Unscripted is the newest of the brands. There is good interest there and there is probably more in the pipeline there than at any of the other brands. It’s just starting and there is only one Unscripted currently open, so it will take some time to get that brand kickstarted. We do have one property under development in Birmingham, England at the moment and we just signed a deal for a large Unscripted in Belgium, right on the border with France. We’re also working on opportunities in Austin, Belize, and Tulum, so we do have a number of deals signed and a few more we’re working on in Asia as well.

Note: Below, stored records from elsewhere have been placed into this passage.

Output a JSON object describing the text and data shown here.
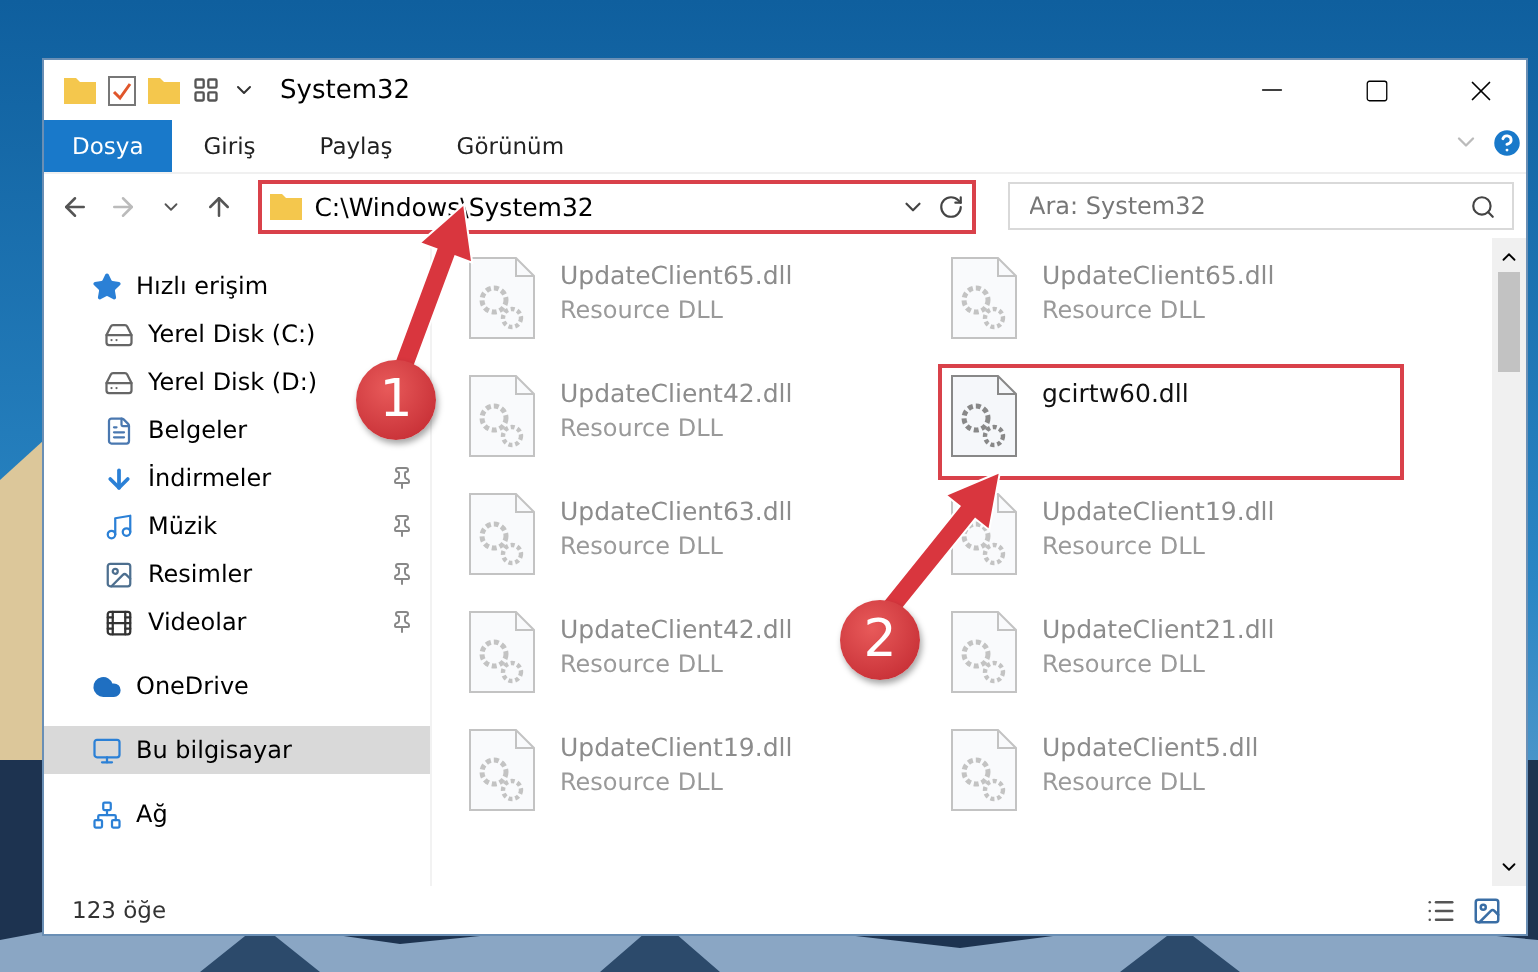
{
  "window": {
    "title": "System32"
  },
  "ribbon_tabs": [
    {
      "label": "Dosya",
      "kind": "file"
    },
    {
      "label": "Giriş",
      "kind": "tab"
    },
    {
      "label": "Paylaş",
      "kind": "tab"
    },
    {
      "label": "Görünüm",
      "kind": "tab"
    }
  ],
  "address_bar": {
    "path": "C:\\Windows\\System32",
    "highlighted": true
  },
  "search": {
    "placeholder": "Ara: System32"
  },
  "sidebar": {
    "items": [
      {
        "label": "Hızlı erişim",
        "kind": "quick",
        "selected": false,
        "children": [
          {
            "label": "Yerel Disk (C:)",
            "kind": "drive-c",
            "pinned": false,
            "selected": false
          },
          {
            "label": "Yerel Disk (D:)",
            "kind": "drive",
            "pinned": false,
            "selected": false
          },
          {
            "label": "Belgeler",
            "kind": "documents",
            "pinned": false,
            "selected": false
          },
          {
            "label": "İndirmeler",
            "kind": "downloads",
            "pinned": true,
            "selected": false
          },
          {
            "label": "Müzik",
            "kind": "music",
            "pinned": true,
            "selected": false
          },
          {
            "label": "Resimler",
            "kind": "pictures",
            "pinned": true,
            "selected": false
          },
          {
            "label": "Videolar",
            "kind": "videos",
            "pinned": true,
            "selected": false
          }
        ]
      },
      {
        "label": "OneDrive",
        "kind": "cloud",
        "selected": false
      },
      {
        "label": "Bu bilgisayar",
        "kind": "computer",
        "selected": true
      },
      {
        "label": "Ağ",
        "kind": "network",
        "selected": false
      }
    ]
  },
  "files": [
    {
      "name": "UpdateClient65.dll",
      "type": "Resource DLL",
      "faded": true,
      "highlighted": false
    },
    {
      "name": "UpdateClient65.dll",
      "type": "Resource DLL",
      "faded": true,
      "highlighted": false
    },
    {
      "name": "UpdateClient42.dll",
      "type": "Resource DLL",
      "faded": true,
      "highlighted": false
    },
    {
      "name": "gcirtw60.dll",
      "faded": false,
      "highlighted": true
    },
    {
      "name": "UpdateClient63.dll",
      "type": "Resource DLL",
      "faded": true,
      "highlighted": false
    },
    {
      "name": "UpdateClient19.dll",
      "type": "Resource DLL",
      "faded": true,
      "highlighted": false
    },
    {
      "name": "UpdateClient42.dll",
      "type": "Resource DLL",
      "faded": true,
      "highlighted": false
    },
    {
      "name": "UpdateClient21.dll",
      "type": "Resource DLL",
      "faded": true,
      "highlighted": false
    },
    {
      "name": "UpdateClient19.dll",
      "type": "Resource DLL",
      "faded": true,
      "highlighted": false
    },
    {
      "name": "UpdateClient5.dll",
      "type": "Resource DLL",
      "faded": true,
      "highlighted": false
    }
  ],
  "status_bar": {
    "item_count": "123 öğe"
  },
  "callouts": [
    {
      "number": "1"
    },
    {
      "number": "2"
    }
  ]
}
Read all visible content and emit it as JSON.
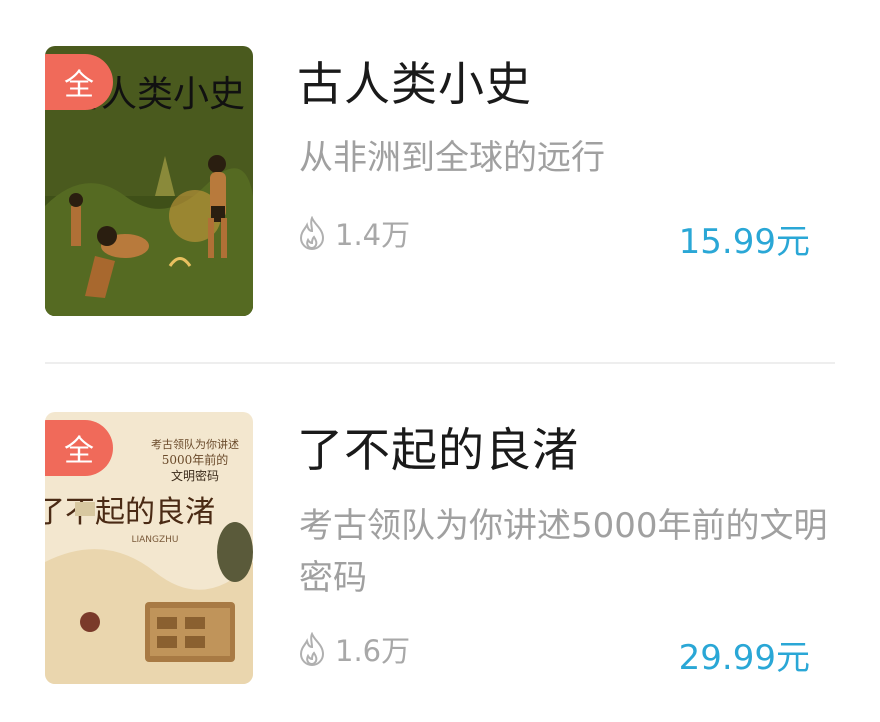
{
  "books": [
    {
      "badge": "全",
      "cover_title": "古人类小史",
      "cover_subtitle": "从非洲到全球的远行",
      "title": "古人类小史",
      "subtitle": "从非洲到全球的远行",
      "heat": "1.4万",
      "price": "15.99元"
    },
    {
      "badge": "全",
      "cover_title": "了不起的良渚",
      "cover_tagline_1": "考古领队为你讲述",
      "cover_tagline_2": "5000年前的",
      "cover_tagline_3": "文明密码",
      "cover_latin": "LIANGZHU",
      "title": "了不起的良渚",
      "subtitle": "考古领队为你讲述5000年前的文明密码",
      "heat": "1.6万",
      "price": "29.99元"
    }
  ],
  "icons": {
    "heat": "flame-icon"
  },
  "colors": {
    "badge": "#f06a5a",
    "price": "#2aa7d6",
    "muted": "#a0a0a0"
  }
}
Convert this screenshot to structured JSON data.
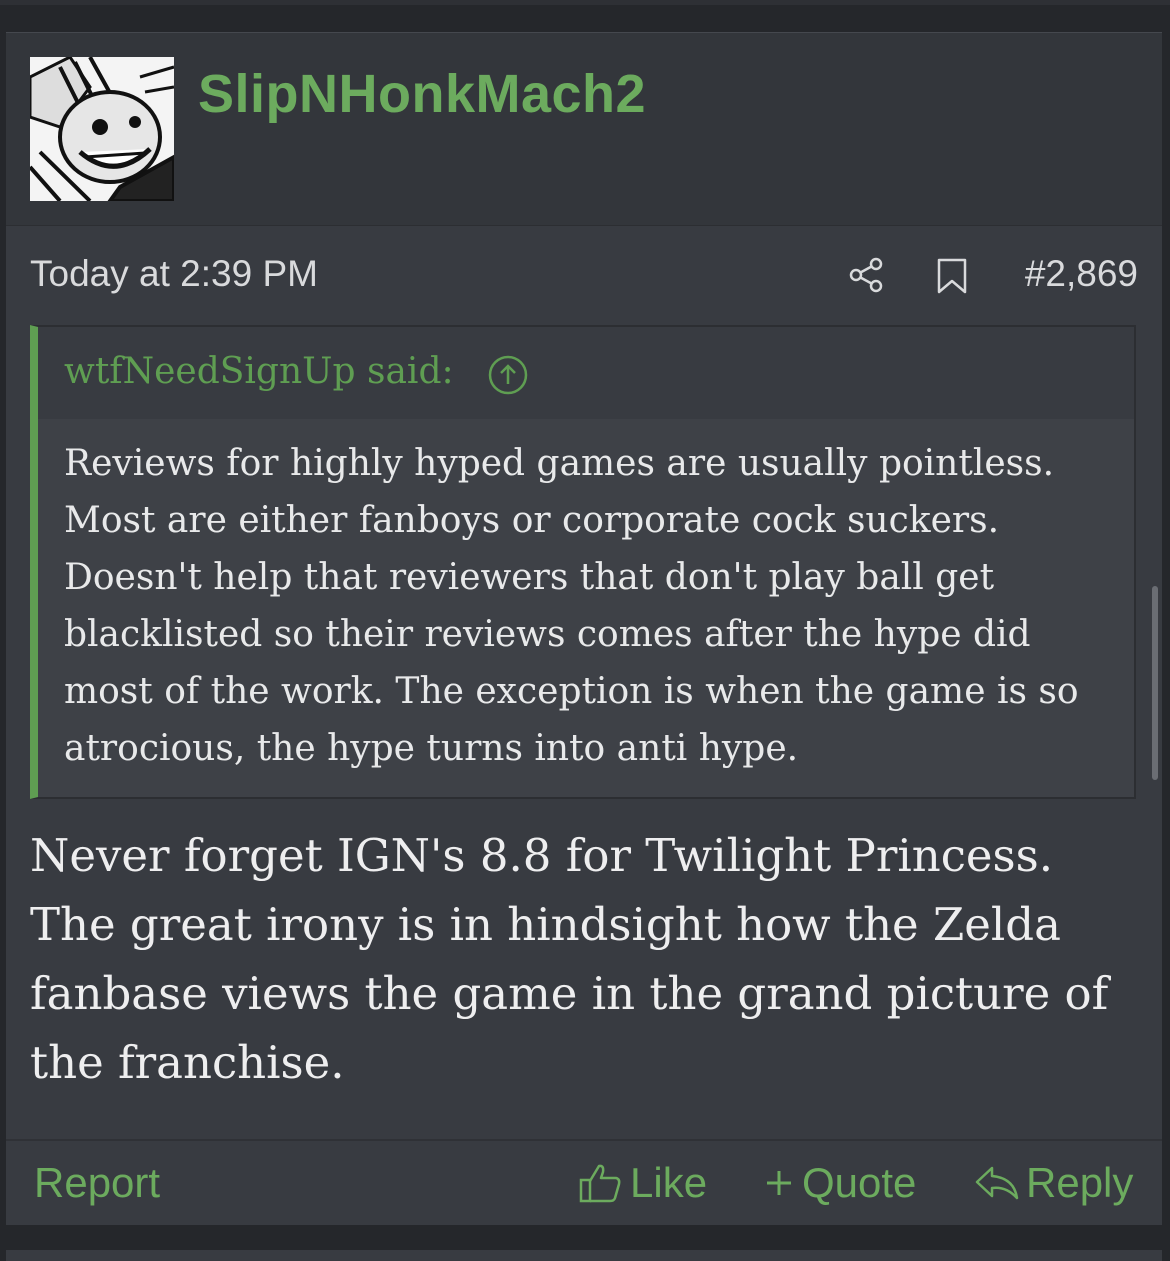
{
  "post": {
    "username": "SlipNHonkMach2",
    "timestamp": "Today at 2:39 PM",
    "post_number": "#2,869",
    "quote": {
      "author": "wtfNeedSignUp said:",
      "text": "Reviews for highly hyped games are usually pointless. Most are either fanboys or corporate cock suckers. Doesn't help that reviewers that don't play ball get blacklisted so their reviews comes after the hype did most of the work. The exception is when the game is so atrocious, the hype turns into anti hype."
    },
    "message": "Never forget IGN's 8.8 for Twilight Princess. The great irony is in hindsight how the Zelda fanbase views the game in the grand picture of the franchise.",
    "actions": {
      "report": "Report",
      "like": "Like",
      "quote": "Quote",
      "reply": "Reply"
    }
  },
  "colors": {
    "accent": "#6cab5e",
    "background": "#383b41"
  }
}
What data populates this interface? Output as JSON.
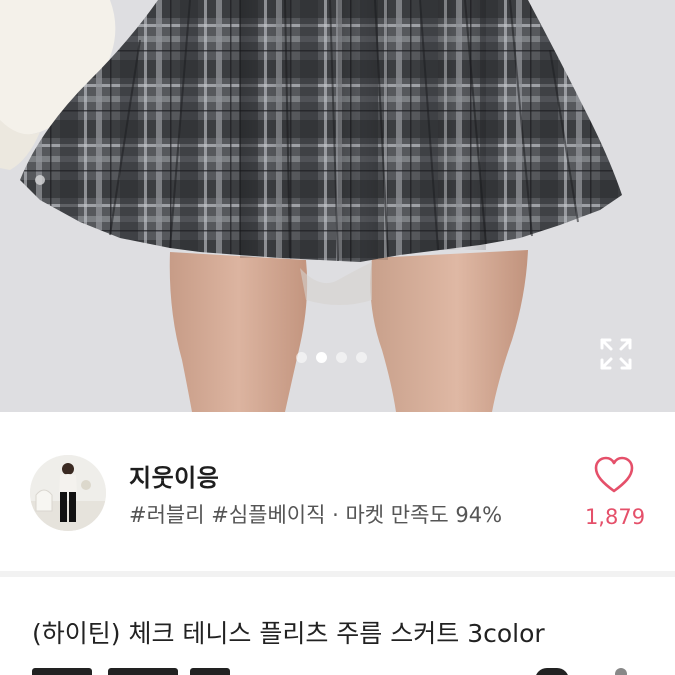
{
  "carousel": {
    "total": 4,
    "active_index": 1
  },
  "icons": {
    "expand": "expand-icon",
    "like": "heart-outline-icon"
  },
  "seller": {
    "name": "지웃이응",
    "meta": "#러블리 #심플베이직 · 마켓 만족도 94%",
    "likes": "1,879"
  },
  "product": {
    "title": "(하이틴) 체크 테니스 플리츠 주름 스커트 3color"
  },
  "colors": {
    "like_accent": "#e5506a",
    "text_primary": "#1e1e1e",
    "text_secondary": "#555555"
  }
}
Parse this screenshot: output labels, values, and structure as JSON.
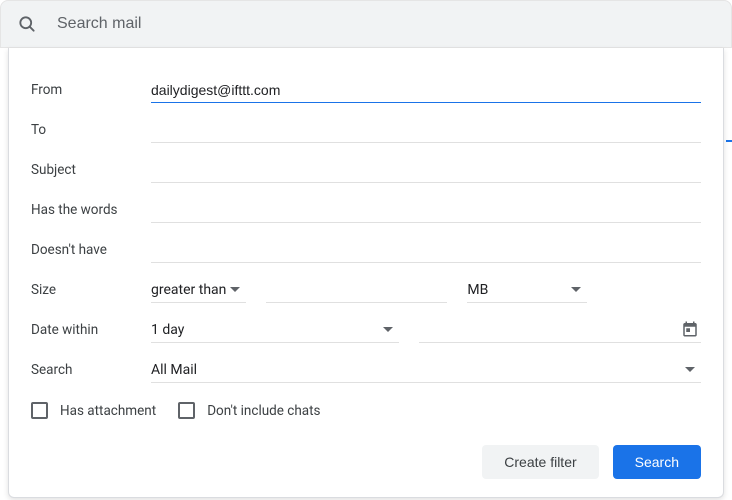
{
  "searchbar": {
    "placeholder": "Search mail"
  },
  "labels": {
    "from": "From",
    "to": "To",
    "subject": "Subject",
    "has_words": "Has the words",
    "doesnt_have": "Doesn't have",
    "size": "Size",
    "date_within": "Date within",
    "search": "Search"
  },
  "values": {
    "from": "dailydigest@ifttt.com",
    "to": "",
    "subject": "",
    "has_words": "",
    "doesnt_have": "",
    "size_op": "greater than",
    "size_value": "",
    "size_unit": "MB",
    "date_within": "1 day",
    "date_value": "",
    "search_in": "All Mail"
  },
  "checkboxes": {
    "has_attachment": "Has attachment",
    "dont_include_chats": "Don't include chats"
  },
  "buttons": {
    "create_filter": "Create filter",
    "search": "Search"
  }
}
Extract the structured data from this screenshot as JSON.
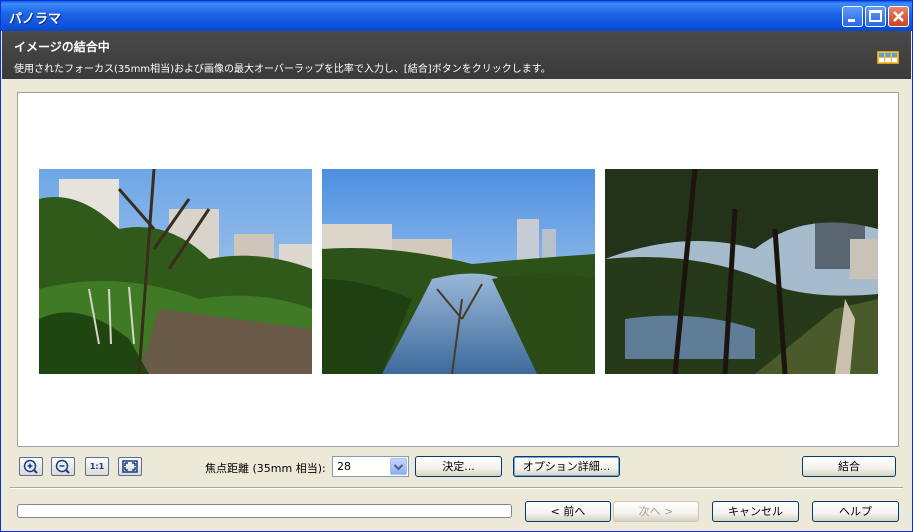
{
  "window": {
    "title": "パノラマ"
  },
  "header": {
    "title": "イメージの結合中",
    "description": "使用されたフォーカス(35mm相当)および画像の最大オーバーラップを比率で入力し、[結合]ボタンをクリックします。",
    "icon": "panorama-grid-icon"
  },
  "toolbar": {
    "zoom_in_icon": "zoom-in-icon",
    "zoom_out_icon": "zoom-out-icon",
    "actual_size_label": "1:1",
    "fit_icon": "fit-to-window-icon",
    "focal_length_label": "焦点距離 (35mm 相当):",
    "focal_length_value": "28",
    "decide_label": "決定...",
    "options_label": "オプション詳細...",
    "merge_label": "結合"
  },
  "footer": {
    "progress": 0,
    "back_label": "< 前へ",
    "next_label": "次へ >",
    "cancel_label": "キャンセル",
    "help_label": "ヘルプ"
  },
  "photos": [
    {
      "name": "photo-1",
      "scene": "trees-and-railway"
    },
    {
      "name": "photo-2",
      "scene": "river-and-buildings"
    },
    {
      "name": "photo-3",
      "scene": "park-and-wall"
    }
  ]
}
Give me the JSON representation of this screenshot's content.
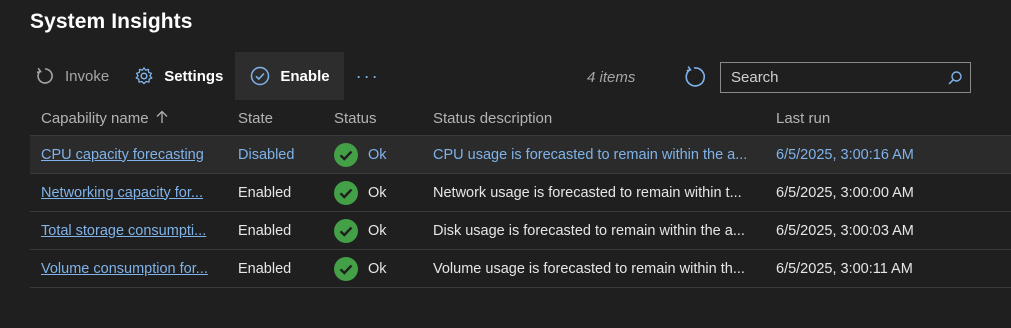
{
  "title": "System Insights",
  "toolbar": {
    "invoke_label": "Invoke",
    "settings_label": "Settings",
    "enable_label": "Enable",
    "more_label": "···"
  },
  "count_text": "4 items",
  "search": {
    "placeholder": "Search",
    "value": ""
  },
  "colors": {
    "link": "#7fb3ea",
    "ok_green": "#43a047",
    "background": "#1f1f1f"
  },
  "columns": {
    "name": "Capability name",
    "state": "State",
    "status": "Status",
    "description": "Status description",
    "last_run": "Last run"
  },
  "rows": [
    {
      "name": "CPU capacity forecasting",
      "state": "Disabled",
      "status": "Ok",
      "description": "CPU usage is forecasted to remain within the a...",
      "last_run": "6/5/2025, 3:00:16 AM"
    },
    {
      "name": "Networking capacity for...",
      "state": "Enabled",
      "status": "Ok",
      "description": "Network usage is forecasted to remain within t...",
      "last_run": "6/5/2025, 3:00:00 AM"
    },
    {
      "name": "Total storage consumpti...",
      "state": "Enabled",
      "status": "Ok",
      "description": "Disk usage is forecasted to remain within the a...",
      "last_run": "6/5/2025, 3:00:03 AM"
    },
    {
      "name": "Volume consumption for...",
      "state": "Enabled",
      "status": "Ok",
      "description": "Volume usage is forecasted to remain within th...",
      "last_run": "6/5/2025, 3:00:11 AM"
    }
  ]
}
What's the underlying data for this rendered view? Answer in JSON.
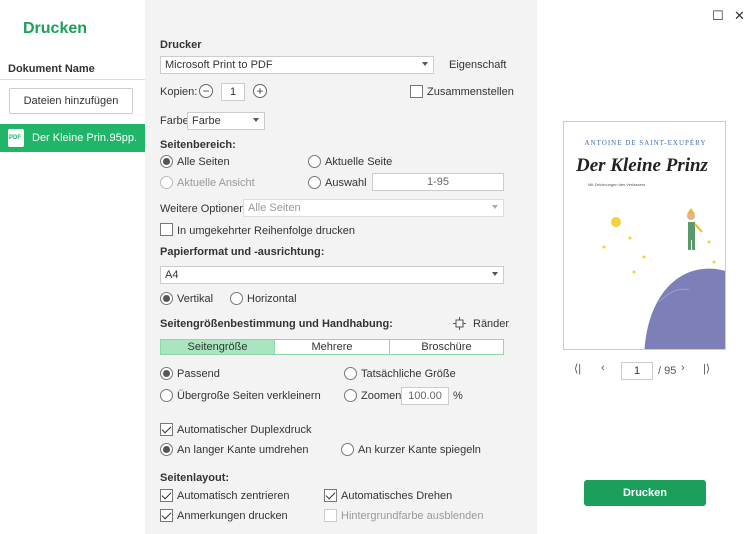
{
  "sidebar": {
    "title": "Drucken",
    "doc_header": "Dokument Name",
    "add_button": "Dateien hinzufügen",
    "files": [
      {
        "icon_label": "PDF",
        "name": "Der Kleine Prin..",
        "pages": "95pp."
      }
    ]
  },
  "printer": {
    "section": "Drucker",
    "selected": "Microsoft Print to PDF",
    "properties": "Eigenschaft",
    "copies_label": "Kopien:",
    "copies": "1",
    "collate": "Zusammenstellen",
    "color_label": "Farbe",
    "color_value": "Farbe"
  },
  "range": {
    "section": "Seitenbereich:",
    "all": "Alle Seiten",
    "current": "Aktuelle Seite",
    "current_view": "Aktuelle Ansicht",
    "selection": "Auswahl",
    "selection_value": "1-95",
    "more_label": "Weitere Optionen:",
    "more_value": "Alle Seiten",
    "reverse": "In umgekehrter Reihenfolge drucken"
  },
  "paper": {
    "section": "Papierformat und -ausrichtung:",
    "size": "A4",
    "portrait": "Vertikal",
    "landscape": "Horizontal"
  },
  "sizing": {
    "section": "Seitengrößenbestimmung und Handhabung:",
    "margins": "Ränder",
    "tabs": [
      "Seitengröße",
      "Mehrere",
      "Broschüre"
    ],
    "fit": "Passend",
    "actual": "Tatsächliche Größe",
    "shrink": "Übergroße Seiten verkleinern",
    "zoom": "Zoomen",
    "zoom_value": "100.00",
    "zoom_unit": "%",
    "duplex": "Automatischer Duplexdruck",
    "long_edge": "An langer Kante umdrehen",
    "short_edge": "An kurzer Kante spiegeln"
  },
  "layout": {
    "section": "Seitenlayout:",
    "center": "Automatisch zentrieren",
    "rotate": "Automatisches Drehen",
    "annotations": "Anmerkungen drucken",
    "hide_bg": "Hintergrundfarbe ausblenden"
  },
  "preview": {
    "author": "ANTOINE DE SAINT-EXUPÉRY",
    "title": "Der Kleine Prinz",
    "subtitle": "Mit Zeichnungen des Verfassers",
    "page": "1",
    "total": "/ 95",
    "print_button": "Drucken"
  },
  "colors": {
    "accent": "#1aa05a",
    "panel_bg": "#f3f3f3",
    "planet": "#7c7fb8"
  }
}
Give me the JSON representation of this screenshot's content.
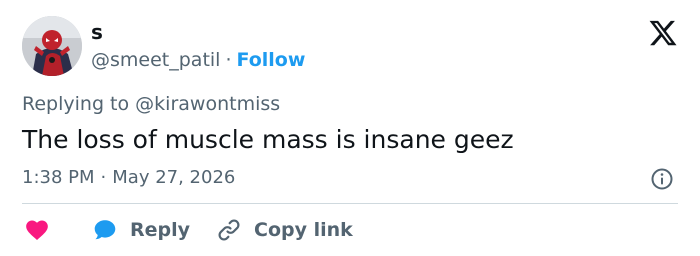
{
  "author": {
    "display_name": "s",
    "handle": "@smeet_patil",
    "separator": "·",
    "follow_label": "Follow"
  },
  "reply_context": {
    "prefix": "Replying to",
    "mention": "@kirawontmiss"
  },
  "tweet": {
    "text": "The loss of muscle mass is insane geez",
    "time": "1:38 PM",
    "separator": "·",
    "date": "May 27, 2026"
  },
  "actions": {
    "reply_label": "Reply",
    "copy_link_label": "Copy link"
  },
  "icons": {
    "logo": "x-logo-icon",
    "info": "info-icon",
    "like": "heart-icon",
    "reply": "speech-bubble-icon",
    "copy": "link-icon"
  },
  "colors": {
    "accent": "#1d9bf0",
    "like": "#f91880",
    "secondary_text": "#536471",
    "primary_text": "#0f1419",
    "divider": "#cfd9de"
  }
}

We hope to announce those soon, including Vietnam.

Dream Hollywood pool

Dream Hollywood pool

As you grow the Chatwal and Unscripted brands, will there be certain common characteristics that guests will expect at each property, or will the hotels be customized for each local market?

It’s a bit of both. One might recognize common elements upon walking in, but we’re more specific to the location. Even if it’s not designed specifically to the locale, there will be a uniqueness about the property. The designer will steer the property into a statement, be it a local statement or one shaped by the design in general. For instance, there may be a Moroccan themed hotel in Paris.

To be a true lifestyle luxury property, we’re not looking to do the traditional, sedate, low-energy version of luxury. We’re bringing more of our lifestyle and energy into that luxury to satisfy the modern-day luxury traveler and to bring a high ADR.

That feeling will be the common element one will see as opposed to a cookie cutter luxury product. That goes for all four of our brands.

One could never walk in and know immediately that something was an Unscripted, because we come from a history of independent hotels – all of these brands were one-off independent properties and they weren’t dreamed up to be part of a larger brand when they started.

They come from the great tradition of boutique hotels. They all end up being great, truly appropriate for the areas they’re in and for the community to use – not just the travelers that come from outside.

What has been the key to the success you have had in the food and beverage space, whether it be for Dream, which is known for its food and beverage offerings, or with the relationship that The Chatwal New York has with Geoffrey Zakarian?

Everyone says they want to be authentic and local in its food and beverage offerings, and I’m glad they are because it’s where our industry should have been heading for a long time and we’re finally on track.

I don’t think everybody is able to do this successfully or that they put the commitment into doing it like we do. We are truly focused locally on our communities.

Most guests who stay with us primarily need a place to have breakfast and possibly enjoy a cocktail. More often than not, the guest is more than capable and happy to go out in the city and experience the great things it offers.

Our hotels offer exciting and vibrant dining and nightlife options that reflect the city it calls home. Our goal is to build properties that truly become a part of the community so that guests walk into the lobby and see a buzzing scene with locals enjoying themselves and, in turn, our guests want to be part of that fun.

Do you still see the general manager role as a hospitality role or has it become more of a financial/business function?

It’s a mix. We have other people on staff who are not General Managers and whose job is to worry about the financials, but to be a real hotel leader is more than just that. I need leaders who build great teams – otherwise we become a commodity and that is not what Dream Hotel Group is about.